Today an article discussing the “pinkification” of toys and products for girls appeared on Stuff.co.nz, and actually did a good job of articulating why the all-pink “toys for girls” aisles of toy stores are problematic. I was especially pleased that they mentioned, as an example, the release of the pinked-up versions of Jenga (“Not only are the Jenga blocks pink, but each features a different question such as, “If you had one wish, what would you wish for? or “Who do you have a crush on right now?”) and Monopoly; over the Christmas holidays I was browsing the games section of The Warehouse and was totally appalled to see Twister Pink: “a girlish twist on a classic game” . Appalled because Twister is already a gender-neutral game, people! This description talks about how “all of the traditional primary colors have been replaced with pinks and fun patterns”; I had no idea that primary colours were the fucking death knell of sales to girls and women. Twister does not need a twist; the classic game is already fine for boys and girls. It doesn’t need to come in a furry pink shoulder bag –“perfect for taking to sleepovers!- for it to be “girl-friendly”. To this some people might say “but hey, some girls love pink and glitter and funky patterns, so why not attempt to tap into that demographic and catch their eye, thus upping sales?”. Well, some girls might like cute lil’ animals, and there’s no animal themed Twister.

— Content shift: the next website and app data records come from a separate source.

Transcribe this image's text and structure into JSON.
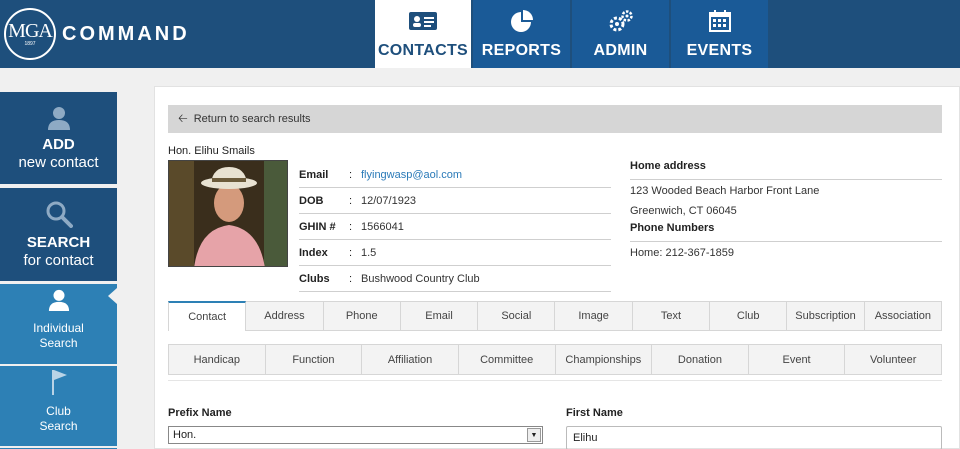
{
  "app": {
    "logo_text": "MGA",
    "logo_year": "1897",
    "title": "COMMAND"
  },
  "nav": {
    "tabs": [
      {
        "label": "CONTACTS",
        "icon": "contact-card-icon",
        "active": true
      },
      {
        "label": "REPORTS",
        "icon": "pie-chart-icon",
        "active": false
      },
      {
        "label": "ADMIN",
        "icon": "gears-icon",
        "active": false
      },
      {
        "label": "EVENTS",
        "icon": "calendar-icon",
        "active": false
      }
    ]
  },
  "sidebar": {
    "add": {
      "line1": "ADD",
      "line2": "new contact",
      "icon": "person-icon"
    },
    "search": {
      "line1": "SEARCH",
      "line2": "for contact",
      "icon": "magnifier-icon"
    },
    "individual": {
      "line1": "Individual",
      "line2": "Search",
      "icon": "person-icon"
    },
    "club": {
      "line1": "Club",
      "line2": "Search",
      "icon": "flag-icon"
    }
  },
  "back": {
    "label": "Return to search results"
  },
  "contact": {
    "name": "Hon. Elihu Smails",
    "fields": [
      {
        "label": "Email",
        "value": "flyingwasp@aol.com",
        "link": true
      },
      {
        "label": "DOB",
        "value": "12/07/1923"
      },
      {
        "label": "GHIN #",
        "value": "1566041"
      },
      {
        "label": "Index",
        "value": "1.5"
      },
      {
        "label": "Clubs",
        "value": "Bushwood Country Club"
      }
    ],
    "home_address_heading": "Home address",
    "address_line1": "123 Wooded Beach Harbor Front Lane",
    "address_line2": "Greenwich, CT 06045",
    "phone_heading": "Phone Numbers",
    "phone_home": "Home: 212-367-1859"
  },
  "tabs_row1": [
    "Contact",
    "Address",
    "Phone",
    "Email",
    "Social",
    "Image",
    "Text",
    "Club",
    "Subscription",
    "Association"
  ],
  "tabs_row2": [
    "Handicap",
    "Function",
    "Affiliation",
    "Committee",
    "Championships",
    "Donation",
    "Event",
    "Volunteer"
  ],
  "form": {
    "prefix_label": "Prefix Name",
    "prefix_value": "Hon.",
    "first_label": "First Name",
    "first_value": "Elihu"
  },
  "colors": {
    "header": "#1e4f7c",
    "nav_tab": "#1a5a97",
    "sidebar_light": "#2d80b5",
    "link": "#2a7ab8"
  }
}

Some boys might like cars and trucks and rugged grunty stuff with flames and skulls (y’know, “boy stuff”) but there isn’t a version of Twister that comes in a camo-print bag with studs and flames and maybe a giant monster truck on the front. Actually, I think a boy version would come with a mini leather briefcase to remind boys that they will one day grow up and enter the workforce and bring home the bacon. The fact that there isn’t any special effort made to create a boy-targeted version to aim for that demographic of buyers suggests that the original version is the one that is ok for boys; the default is for males, and a special version is made for females.
The reason this pinkification of toys and games is problematic is because toys and games don’t need to be pink to be good. And the reason that they “need” to be pink to appeal to girls is because we have taught girls that this is what girls like. Girls aren’t born preferring the pink version of a toy to another version, this is something girls are conditioned to do through repeated exposure to message about what girls want, what girls like, and what is considered to be a “girls toy” or a “boys toy”. And, as the article on Stuff said, the reason that this is a problem is because it forces girls down a certain path they didn’t necessarily choose: there is a right way to be a girl, and this is the way to do it, and deviation from these rigid norms is bad and abnormal and wrong. As it is put in the article,
“We’re imposing stereotypes from the word go and that doesn’t really free us up to choose whatever our self-expression wants to be, whether it’s to muck around in the dirt, climb trees, pretend to be an artist, whatever.”
So to all the commenters on Stuff who have missed the point of the article (surprise, surprise…) and said “girls just naturally like pink, so who cares? It isn’t sexist, it’s human!” or “why are you saying it’s bad for a girl to like pink?!?!?!11!” or “who cares if girls like pink???” or “I loved pink growing up and I turned out just fine!”: none of that is anywhere near the point. Nobody is saying it’s bad for a girl to like pink; what is being said is that it’s bad for girls to be conditioned (trained, essentially) to like pink based on social and cultural stereotypes about what is normal for boys and normal for girls. I’m not anti-pink, I’m anti the idea that pink is a girls colour and blue is a boys colour or the idea that girls can play with dolls but boys can’t. Not that people can’t CHOOSE pink or dolls, but that we shouldn’t be systemically limiting choices to the point that people aren’t actually choosing at all but are really being told what to do. If you have a daughter who loves pink, fine. But conditioning a girl from birth with baby stilettos and all-pink wardrobes, or conditioning a boy with “boys don’t wear pink” or “dolls are for girls”, isn’t ok, and it certainly isn’t choice.